MANILA, Philippines — Ateneo de Manila University is off to its worst start in almost two decades and a lot of basketball fans and observers have counted the Blue Eagles out of the title picture.
Never mind that they’ve been champions the past 5 seasons. Never mind they have yet to flash their full roster. Never mind they have competed in most of their losses only to fizzle down the stretch.
For many, the Blue and White has seen its chances of securing a 6-peat vanish into thin air.
Not for Kiefer Ravena.
“People are bashing us, counting us out. That’s the way of life,” he told Rappler. “It keeps us motivated. It keeps us grounded. Maraming gustong talunin at matalo kami.”
“We have to focus on proving them wrong.”
‘Complete tear of ligament’
It’s been more than a month since we last saw Ravena flaunt his devastating form. Against archrival De La Salle University, the wunderkind sprayed 31 points on the Green Archers, scoring off a variety of moves that signaled he could be the top MVP contender this year.
A few days before Season 76 began, though, tragedy struck.
“It was really a bad injury, bad timing,” Ravena said of his Grade 3 ankle sprain, an injury that doctors say usually take 4-6 weeks to heal.
According to the website of the American Academy of Ortophaedic Surgeons, a Grade 3 sprain is a complete tear of the ligament, a severe injury that not just causes significant swelling and tenderness, but also instability.
“This is my first time to have this kind of injury,” Ravena shared. “And I don’t even think of having it the second time.”
Not 100% yet
Observe Ravena in practice and you will conclude that he isn’t 100% yet. He glides with that tinge of carefulness, tries not to put too much weight on his right ankle and when he jumps, the lift that we saw Ravena exhibited in his slam over Karim Abdul isn’t there.
“Actually, hindi ko alam kung ilang percent na akong ready,” he admitted. “But the people around me has done a great job of maintaining my state. I’m just trying to improve everyday.”
Ravena says he undergoes therapy everyday and after practice, soaks his right leg into a bucket of ice to soothe the pain.
“I focus on the things I need to do to get back,” he said. “I want to return as soon as possible.”
With the Eagles deep into a 0-3 hole, Ravena has found it hard to stay strapped onto the sidelines, especially when the team is fumbling in the endgame and missing key opportunities to score victories.
“Masakit,” he shared. “I’m a big part of the team and I’ve always wanted to help them win.”
And while he believes that teammates like Ryan Buenafe and Chris Newsome have done a splendid job while he’s out, he is raring to join the team on court to make things happen, especially in crunch time.

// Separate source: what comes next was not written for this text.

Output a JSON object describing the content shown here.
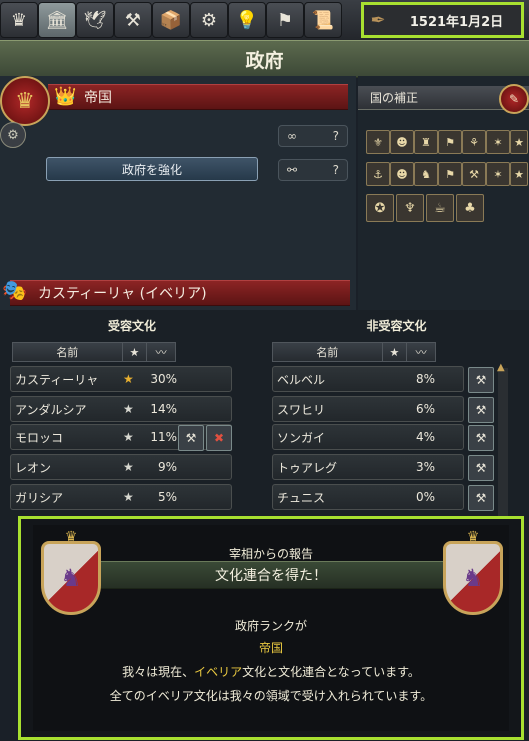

After a sloppy loss to National University on opening-weekend, Ateneo has zoomed to quick starts in each of its last two games, burying both Far Eastern University and De La Salle University in early deficits.
But the Eagles ran out of steam both times, with Buenafe and Newsome each putting on brilliant performances only to lack the supporting cast to deliver the finishing kick.
“When it comes to the endgame, that’s my biggest role in the team,” Ravena stressed. “That’s what I miss the most.”
With Ateneo facing the best rebounding team in the UAAP next, will the King Eagle finally get back into action?
“We’ll see, we’ll see,” he said. “Hopefully, we can get a W this Sunday.”
One thing’s for sure: Ravena will not suit up unless he’s 100% ready. And by 100%, we mean he’s back to the deadly force of nature who has terrorized foes in the UAAP in the last 2 years.
“Coach (Bo Perasol) told me to just get better day by day,” he said. “He’s a professional and he wants the best for me. He can let me play if he wants to, but he chooses not to because he thinks of my future. I’m very thankful for having a coach like that.”
The Eagles are in a very unfamiliar place. They’ve never started a season this bad since 1997 and with pieces not complete yet, their bid for a rare 6-peat is in peril.
Ravena is unfazed.
“A lot of things can still happen,” he said. “It’s still a long season. I hope the Ateneo community never gets tired of supporting us. They won’t be disappointed if they take time to watch our games.”
“We are maturing. We are learning our lessons.”
The hair he’s grown for what he calls ‘6, 000 years’ is almost gone, his health is under scrutiny this close for the first time in his life and his team is sliding like the end is nowhere in sight.
The future looks bleak but Ravena is not about to give up. And if you’re a fan or supporter, he has one word for you: Believe. – Rappler.com